  • Restrict data access for organizational purposes, such as to prevent unintentional data modifications by staff who do not work directly on it.
  • For security purposes, restrict access to specified data to prevent unauthorized access to sensitive data within a database table.
  • Limit access for regulatory compliance reasons, such as limiting access to specific data within a table subject to regulatory restrictions.

How Elasticsearch Row Level Security Works

Row Level Security controls use inline table-valued functions, an Elasticsearch security predicate, to access data. These functions are invoked and enforced by a table-level security policy.

 

Each of the following: authorized views, row-level access controls, and data storing in separate tables offers a different degree of security, efficiency, and accessibility. It is critical to select the most appropriate mechanism for your application to guarantee that your data gets protected to the right level of security.

Filter Predicates

Filter predicates prevent data from being read but allow it to be updated. The application ignores rows filtered out by the filter predicates; it only returns allowed rows, and if an Elasticsearch query returns no allowed rows, the result is a null set. When a security predicate gets broken, the operation fails, and an error returns.

Block Predicates

Block predicates are primarily concerned with write operations. Users cannot update row data to specified values indicated in the security predicate if you utilize an AFTER INSERT or AFTER UPDATE predicate. AFTER INSERT block predicates are the same for bulk INSERT operations for individual operations.

 

BEFORE UPDATE also blocks row modifications if the table’s current values break the security predicate. BEFORE DELETE prevents data matching the predicate from being deleted.

 

Block UPDATE predicates have the drawback of not being able to prevent specific modifications to values, such as users raising values in a row. To do so, use triggers to reference both new and old values from the intermediate tables simultaneously.

 

Both filter and block security rules and predicates share the following characteristics:

 

  • When a security predicate is disabled, filtered or blocked rows are not affected.
  • The security policy specifies which rows are filtered or blocked for which authenticated users and role grants.
  • You can change columns not referenced by security predicates in a table restricted by a schema-bound security policy. Attempting to modify the schema, on the other hand, will result in an error.
  • Each operation can only have one security predicate.
  • It is impossible to modify functions used as predicates on a table with a schema-bound security policy.

Summary

Elasticsearch Row-Level Security makes security in your application easier to design and code. RLS aids in the implementation of data row access limits. You can, for example, restrict workers’ access to only the data rows that are relevant to their department.
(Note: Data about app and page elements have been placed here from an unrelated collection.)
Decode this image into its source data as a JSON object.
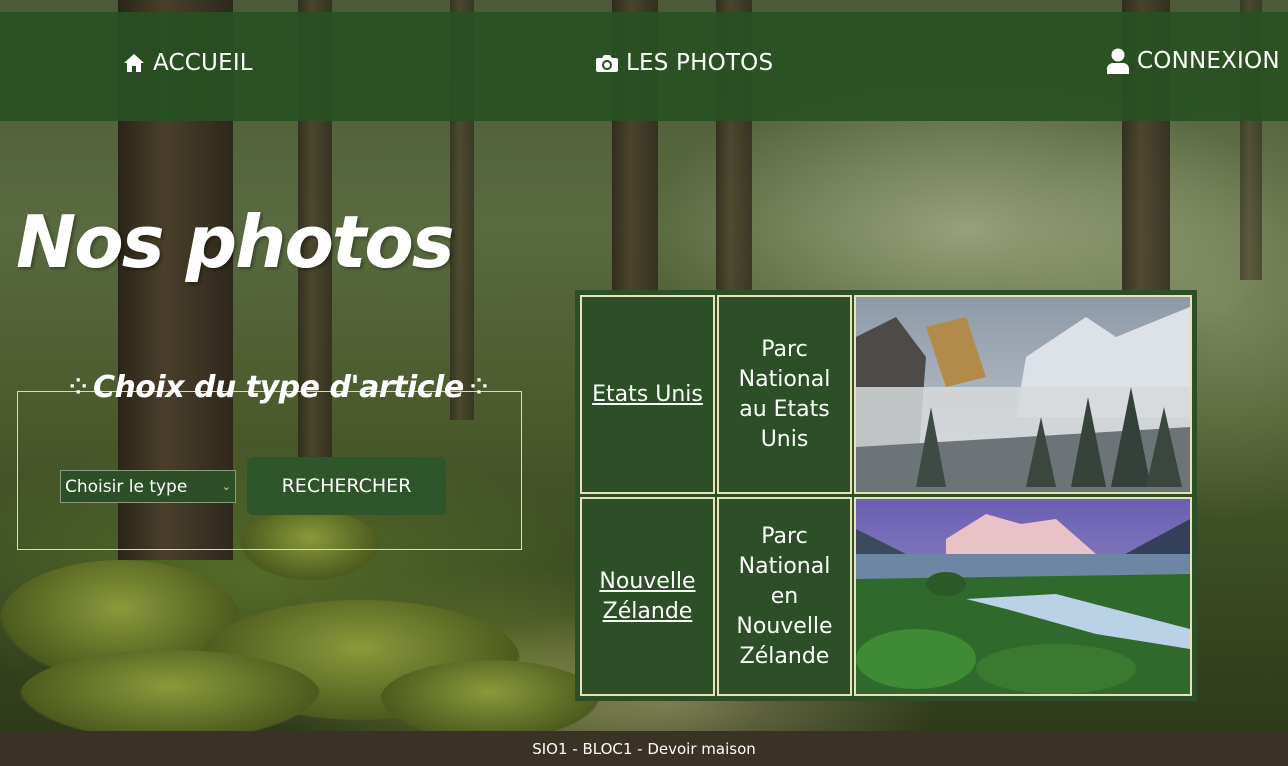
{
  "nav": {
    "home_label": "ACCUEIL",
    "photos_label": "LES PHOTOS",
    "login_label": "CONNEXION",
    "home_icon": "home-icon",
    "photos_icon": "camera-icon",
    "login_icon": "user-icon"
  },
  "page": {
    "title": "Nos photos"
  },
  "filter": {
    "legend": "Choix du type d'article",
    "select_value": "Choisir le type",
    "search_label": "RECHERCHER"
  },
  "table": {
    "rows": [
      {
        "country": "Etats Unis",
        "park": "Parc National au Etats Unis"
      },
      {
        "country": "Nouvelle Zélande",
        "park": "Parc National en Nouvelle Zélande"
      }
    ]
  },
  "footer": {
    "text": "SIO1 - BLOC1 - Devoir maison"
  },
  "colors": {
    "nav_bg": "#285023",
    "table_bg": "#2d4f28",
    "button_bg": "#2f552a",
    "cell_border": "#e8e2b8",
    "footer_bg": "#3b3226"
  }
}
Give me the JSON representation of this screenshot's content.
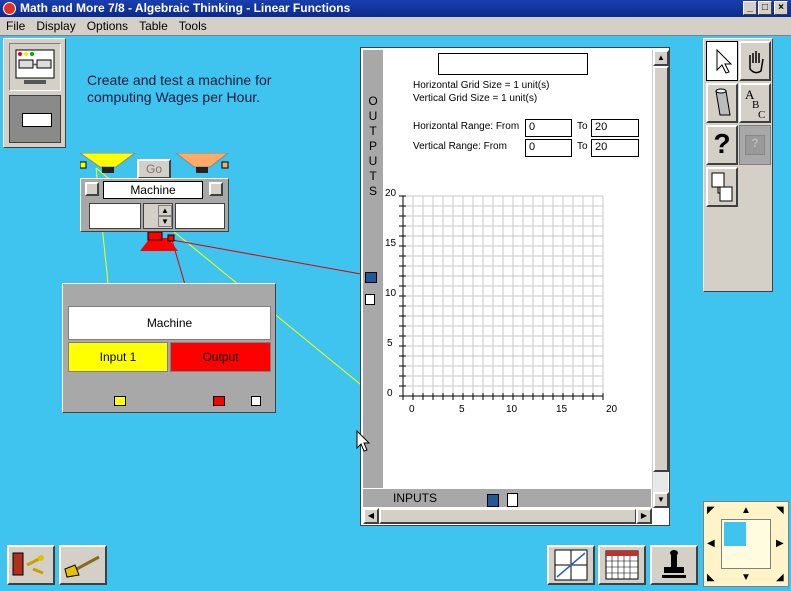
{
  "window": {
    "title": "Math and More 7/8 - Algebraic Thinking - Linear Functions"
  },
  "menu": [
    "File",
    "Display",
    "Options",
    "Table",
    "Tools"
  ],
  "instructions": {
    "line1": "Create and test a machine for",
    "line2": "computing Wages per Hour."
  },
  "machine": {
    "go_label": "Go",
    "name": "Machine"
  },
  "table": {
    "header": "Machine",
    "input_label": "Input 1",
    "output_label": "Output"
  },
  "graph": {
    "outputs_label": "OUTPUTS",
    "inputs_label": "INPUTS",
    "h_grid": "Horizontal Grid Size = 1 unit(s)",
    "v_grid": "Vertical Grid Size = 1 unit(s)",
    "h_range_label": "Horizontal Range: From",
    "v_range_label": "Vertical Range: From",
    "to_label": "To",
    "h_from": "0",
    "h_to": "20",
    "v_from": "0",
    "v_to": "20",
    "x_ticks": [
      "0",
      "5",
      "10",
      "15",
      "20"
    ],
    "y_ticks": [
      "20",
      "15",
      "10",
      "5",
      "0"
    ]
  },
  "colors": {
    "desktop": "#3ec4ee",
    "input_yellow": "#ffff00",
    "output_red": "#ff0000",
    "wire_yellow": "#ffff00",
    "wire_red": "#e00000"
  },
  "icons": {
    "palette": [
      "arrow-pointer-icon",
      "hand-icon",
      "paper-roll-icon",
      "abc-text-icon",
      "help-question-icon",
      "disabled-help-icon",
      "copy-arrow-icon"
    ],
    "bottom_left": [
      "exit-door-icon",
      "broom-icon"
    ],
    "bottom_right": [
      "graph-icon",
      "table-calendar-icon",
      "stamp-icon"
    ]
  }
}
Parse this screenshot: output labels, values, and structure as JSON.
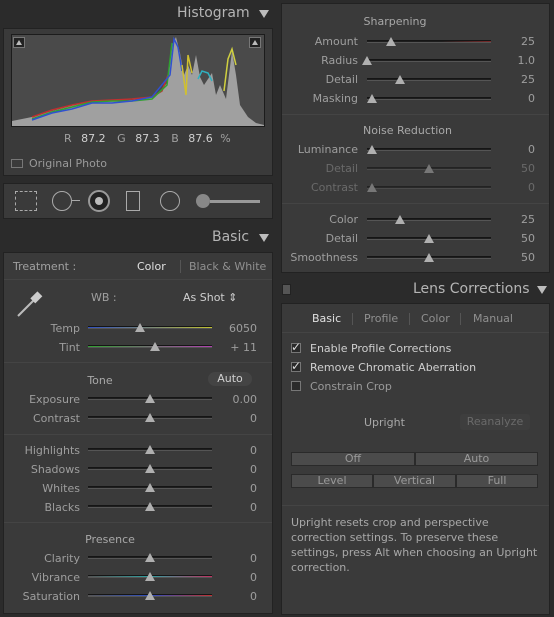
{
  "histogram": {
    "title": "Histogram",
    "r_label": "R",
    "r_value": "87.2",
    "g_label": "G",
    "g_value": "87.3",
    "b_label": "B",
    "b_value": "87.6",
    "pct": "%",
    "original_photo": "Original Photo"
  },
  "basic": {
    "title": "Basic",
    "treatment_label": "Treatment :",
    "treatment_color": "Color",
    "treatment_bw": "Black & White",
    "wb_label": "WB :",
    "wb_value": "As Shot ⇕",
    "temp_label": "Temp",
    "temp_value": "6050",
    "tint_label": "Tint",
    "tint_value": "+ 11",
    "tone_label": "Tone",
    "auto_label": "Auto",
    "exposure_label": "Exposure",
    "exposure_value": "0.00",
    "contrast_label": "Contrast",
    "contrast_value": "0",
    "highlights_label": "Highlights",
    "highlights_value": "0",
    "shadows_label": "Shadows",
    "shadows_value": "0",
    "whites_label": "Whites",
    "whites_value": "0",
    "blacks_label": "Blacks",
    "blacks_value": "0",
    "presence_label": "Presence",
    "clarity_label": "Clarity",
    "clarity_value": "0",
    "vibrance_label": "Vibrance",
    "vibrance_value": "0",
    "saturation_label": "Saturation",
    "saturation_value": "0"
  },
  "detail": {
    "sharpening_label": "Sharpening",
    "amount_label": "Amount",
    "amount_value": "25",
    "radius_label": "Radius",
    "radius_value": "1.0",
    "detail_label": "Detail",
    "detail_value": "25",
    "masking_label": "Masking",
    "masking_value": "0",
    "noise_label": "Noise Reduction",
    "luminance_label": "Luminance",
    "luminance_value": "0",
    "ldetail_label": "Detail",
    "ldetail_value": "50",
    "lcontrast_label": "Contrast",
    "lcontrast_value": "0",
    "color_label": "Color",
    "color_value": "25",
    "cdetail_label": "Detail",
    "cdetail_value": "50",
    "smoothness_label": "Smoothness",
    "smoothness_value": "50"
  },
  "lens": {
    "title": "Lens Corrections",
    "tabs": [
      "Basic",
      "Profile",
      "Color",
      "Manual"
    ],
    "enable_profile": "Enable Profile Corrections",
    "remove_ca": "Remove Chromatic Aberration",
    "constrain_crop": "Constrain Crop",
    "upright_label": "Upright",
    "reanalyze": "Reanalyze",
    "off": "Off",
    "auto": "Auto",
    "level": "Level",
    "vertical": "Vertical",
    "full": "Full",
    "info": "Upright resets crop and perspective correction settings. To preserve these settings, press Alt when choosing an Upright correction."
  },
  "colors": {
    "panel_bg": "#3a3a3a",
    "app_bg": "#2b2b2b",
    "text": "#a8a8a8"
  }
}
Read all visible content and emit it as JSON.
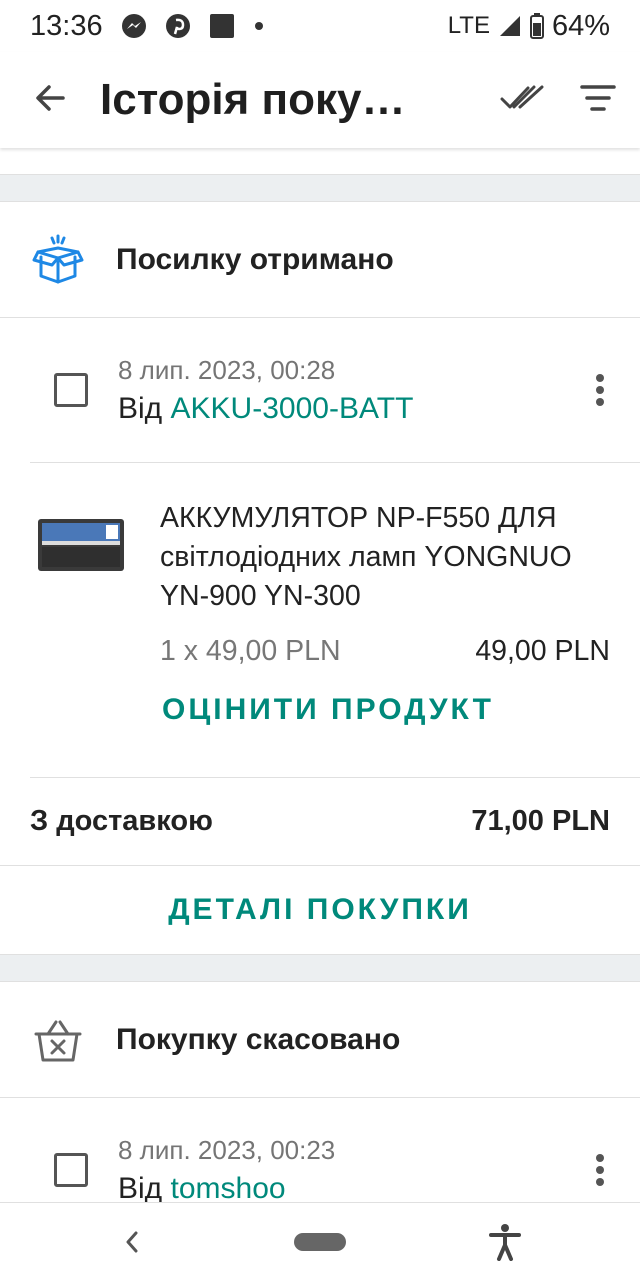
{
  "status_bar": {
    "time": "13:36",
    "network": "LTE",
    "battery": "64%",
    "icons": [
      "messenger-icon",
      "pinterest-icon",
      "square-notification-icon",
      "dot-icon",
      "signal-icon",
      "battery-icon"
    ]
  },
  "app_bar": {
    "title": "Історія поку…",
    "icons": [
      "back-arrow-icon",
      "mark-all-read-icon",
      "filter-icon"
    ]
  },
  "orders": [
    {
      "status": "Посилку отримано",
      "status_icon": "package-received-icon",
      "date": "8 лип. 2023, 00:28",
      "from_label": "Від",
      "seller": "AKKU-3000-BATT",
      "item": {
        "name": "АККУМУЛЯТОР NP-F550 ДЛЯ світлодіодних ламп YONGNUO YN-900 YN-300",
        "quantity_price": "1 x 49,00 PLN",
        "price": "49,00 PLN",
        "rate_label": "ОЦІНИТИ ПРОДУКТ"
      },
      "total_label": "З доставкою",
      "total": "71,00 PLN",
      "details_label": "ДЕТАЛІ ПОКУПКИ"
    },
    {
      "status": "Покупку скасовано",
      "status_icon": "basket-cancelled-icon",
      "date": "8 лип. 2023, 00:23",
      "from_label": "Від",
      "seller": "tomshoo"
    }
  ],
  "colors": {
    "accent": "#00897b",
    "status_icon_blue": "#1e88e5",
    "separator_bg": "#eceff1"
  }
}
Another example is limiting client data access to only the crucial information for the business.

 

In RLS, the access restriction logic is embedded in the database tier rather than in a separate application tier, which is more remote from the data. Every time a data access attempt gets made from any tier, the database system implements the access restrictions. By decreasing the surface area of your security system through Elasticsearch RLS, you can increase the reliability and resilience of your security system.

ElasticSearch Security with Satori

Go here to learn more about how Satori helps secure your cloud data. Elasticsearch support is coming soon, and we’d love to understand your needs.